The Somerset-based enterprise that creates paper and stationery products from waste including denim, bananas, and bank notes. The most popular product, Ellie Poo Paper, is made from dried elephant dung from zoos and wildlife parks around the UK to make 100% recycled paper.
GreenCup Coffee not only sells fair trade coffee to consumers and businesses around the UK, but also collects the used grounds and turns them into fertilizer for gardens. A percentage of the profits from this fertilizer is then donated to causes such as Trees For Cities and Coffee Kids.
Creating high-end recycled plastics using materials such as mobile phones, CDs, wellies, and yoghurt pots, Smile Plastics have worked for brands like Selfridges, Liberty, and Paul Smith, creating bespoke plastic panels for architecture and design projects.
Rubies in the Rubble
The London-based business that turns surplus produce from farms and markets into jams, chutneys, and pickles. These preserves ensure that oversized, undersized, or aesthetically ugly food is eaten rather than thrown away.
Remade In Britain
The online hub for all things upcycled, it allows consumers to browse for furniture, homeware, and clothes, sourced from materials that might otherwise end up in landfill.
Known for its innovative recycling programs, TerraCycle has developed a number of “closed loop” systems that turn hard-to-recycle waste into new products. One notable example is its cigarette waste recycling program, which turns discarded cigarette butts into plastic pallets. The company has also developed a program to recycle coffee capsules, turning them into plastic products such as shipping pallets and park benches.
The Swiss company founded in 1993, uses a range of old materials such as canvas covers from trucks, inner tubes, and airbags to manufacture bags and fashion accessories. Their eco-friendly nature attracts many environmentally conscious customers and those seeking unique designs. The company employs a strong green marketing strategy and benefits from low resource costs due to their use of recycled materials.
Greenwire organize pick-ups, quality checks, refurbishment, and repair processes so that used electronic products can be resold to customers at low prices, especially in developing countries. Corporate clients are attracted to the convenience and eco-friendly methods of disposal or sale of their old electronic goods.
Uses readily recyclable materials such as aluminum, wood, PET, and WPP to manufacture a variety of designer furniture products. They entered into partnership with Coca-Cola to better exploit the Trash to Cash business model, by making a plastic version of their Navy Chair from 111 recycled Coca-Cola bottles. They attract environmentally conscious customers and generate high demand and revenue through their functional, fashionable, and affordable products.
- Trash to Cash: How Businesses Can Save Money and Increase Profits by Fran Berman

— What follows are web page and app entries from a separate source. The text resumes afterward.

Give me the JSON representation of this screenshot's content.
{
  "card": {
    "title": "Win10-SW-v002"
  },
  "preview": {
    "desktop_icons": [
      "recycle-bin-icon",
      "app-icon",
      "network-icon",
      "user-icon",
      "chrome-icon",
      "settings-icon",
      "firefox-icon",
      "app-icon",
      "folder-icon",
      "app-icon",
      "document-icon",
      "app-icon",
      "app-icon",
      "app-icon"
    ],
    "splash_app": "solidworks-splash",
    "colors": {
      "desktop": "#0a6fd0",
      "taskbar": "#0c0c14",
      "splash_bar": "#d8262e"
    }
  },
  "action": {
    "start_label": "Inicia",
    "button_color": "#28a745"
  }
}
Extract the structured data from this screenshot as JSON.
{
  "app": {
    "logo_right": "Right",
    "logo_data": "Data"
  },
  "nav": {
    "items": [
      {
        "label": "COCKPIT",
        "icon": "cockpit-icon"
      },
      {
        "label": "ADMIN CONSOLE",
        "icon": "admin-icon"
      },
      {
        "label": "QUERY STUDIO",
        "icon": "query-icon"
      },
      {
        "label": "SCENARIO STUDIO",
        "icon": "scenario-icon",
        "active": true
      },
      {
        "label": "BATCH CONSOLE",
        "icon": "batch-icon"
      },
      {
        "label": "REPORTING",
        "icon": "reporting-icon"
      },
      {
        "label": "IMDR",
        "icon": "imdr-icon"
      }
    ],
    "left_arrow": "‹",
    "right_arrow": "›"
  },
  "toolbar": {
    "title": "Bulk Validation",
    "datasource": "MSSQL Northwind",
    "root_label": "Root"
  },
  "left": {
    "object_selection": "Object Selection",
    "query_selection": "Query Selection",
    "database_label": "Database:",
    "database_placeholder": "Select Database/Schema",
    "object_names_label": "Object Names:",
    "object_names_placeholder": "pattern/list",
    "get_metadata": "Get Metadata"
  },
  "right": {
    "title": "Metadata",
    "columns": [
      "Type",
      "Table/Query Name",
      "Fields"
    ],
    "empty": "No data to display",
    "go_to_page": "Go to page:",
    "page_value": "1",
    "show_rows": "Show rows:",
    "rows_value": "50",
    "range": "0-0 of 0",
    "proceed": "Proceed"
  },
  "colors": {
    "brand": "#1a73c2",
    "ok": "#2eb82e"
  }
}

- Business Model Navigator by Karolin Frankenberger and Oliver Gassmann
- 5 Companies That Embrace the Concept of a Circular Economy by goodnet.org
- 4 Innovative Businesses Turning Trash Into Cash by Annabel Acton
- Trash to Cash by Hannah Wuzel